United States District Court, W.D. Washington, Seattle
ROBERT L. KING, Plaintiff,
LT. STACH, et al., Defendants.
PRETRIAL SCHEDULING ORDER
A TSUCHIDA, UNITED STATES MAGISTRATE JUDGE
have filed an Answer to plaintiff Robert L. King's pro se
Amended Complaint. The Court therefore ORDERS:
is the process by which one party asks another party to
provide relevant information about the case. A party need not
file discovery requests or discovery materials with the court
unless the party is moving to compel, seeking a protective
order, or is otherwise supporting a motion. A party seeking
discovery must serve a discovery request on the other party.
There are several ways to ask for discovery including:
depositions in which one party asks another person questions
about the lawsuit; interrogatories in which written questions
are served on another party; and requests for production in
which a written request to provide documents relevant to the
lawsuit is served on another party. See Rules 30, 33
and 34 of the Federal Rules of Civil Procedure.
discovery in this case must be completed by May 22, 2017.
This includes serving responses to interrogatory questions
and requests for production, and the completion of all
depositions. Responses to interrogatory questions and
requests for production must be served not later than 30 days
after service of the discovery requests. The serving party,
therefore, must serve his/her discovery requests no later
than April 22, 2017 so that the responding party can answer
by the discovery cut-off. See Rules 33(b) and
34(b)(2) of the Federal Rules of Civil Procedure.
motion is a formal request that asks the Court to take
certain action. All argument in support of the motion must be
set forth in the motion itself and not in a separate
document. See Local Rule CR 7(b)(1). Each motion,
together with a proposed order, must be served on the
opposing party so that the opposing party has an opportunity
to respond. In addition, each motion must state in its
caption, right below the motion's title, a noting date.
The noting date is the date the Court will review your
• Note the following motions for the day they are filed:
(1) stipulated or agreed motions; (2) motions to file
over-length motions or briefs; (3) motions for
reconsideration; (4) joint submissions pursuant to the
optional procedure established in CR 37(a)(1)(B); (5) motions
for default and default judgment; and (6) ex parte motions.
• Note all other non-dispositive motions for the third
Friday after filing and service of the motion.
• Note all dispositive motions (dismissal and summary

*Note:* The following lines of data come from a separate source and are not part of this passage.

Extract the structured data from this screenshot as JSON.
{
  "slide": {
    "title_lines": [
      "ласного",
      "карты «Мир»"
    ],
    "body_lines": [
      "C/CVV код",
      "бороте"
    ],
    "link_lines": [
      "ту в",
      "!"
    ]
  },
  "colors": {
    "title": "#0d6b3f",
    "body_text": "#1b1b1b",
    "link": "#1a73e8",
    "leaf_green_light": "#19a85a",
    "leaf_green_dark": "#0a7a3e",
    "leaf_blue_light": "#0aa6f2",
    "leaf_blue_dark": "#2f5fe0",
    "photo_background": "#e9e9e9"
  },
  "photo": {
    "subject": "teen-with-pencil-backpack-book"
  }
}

judgment) and motions for preliminary injunction for the
fourth Friday after filing and service of the motion.
See Local Rule CR 7(d) for complete rules on noting
dispositive motion shall be filed and served on or before
June 21, 2017. If a motion for summary judgment is filed, it
is important for the opposing party to note the following:
A motion for summary judgment under Rule 56 of the Federal
Rules of Civil Procedure will, if granted, end your case.
Rule 56 tells you what you must do in order to oppose a
motion for summary judgment. Generally, summary judgment must
be granted when there is no genuine issue of material fact -
that is, if there is no real dispute about any fact that
would affect the result of your case, the party who asked for
summary judgment is entitled to judgment as a matter of law,
which will end your case. When a party you are suing makes a
motion for summary judgment that is properly supported by
declarations (or other sworn testimony), you cannot simply
rely on what your complaint says. Instead, you must set out
specific facts in declarations, depositions, answers to
interrogatories, or authenticated documents, as provided in
Rule 56(e), that contradict the facts shown in the
defendant's declarations and documents and show that
there is a genuine issue of material fact for trial. If you
do not submit your own evidence in opposition, summary
judgment, if appropriate, may be entered against you. If
summary judgment is granted, your case will be dismissed and
there will be no trial.
Rand v. Rowland,
154 F.3d 952, 962-63 (9th Cir.
1998) (emphasis added). Furthermore, Local Rule CR 7(b)(2)
states that a party's failure to file necessary documents
in opposition to a motion for summary judgment may be deemed
by the court to be ...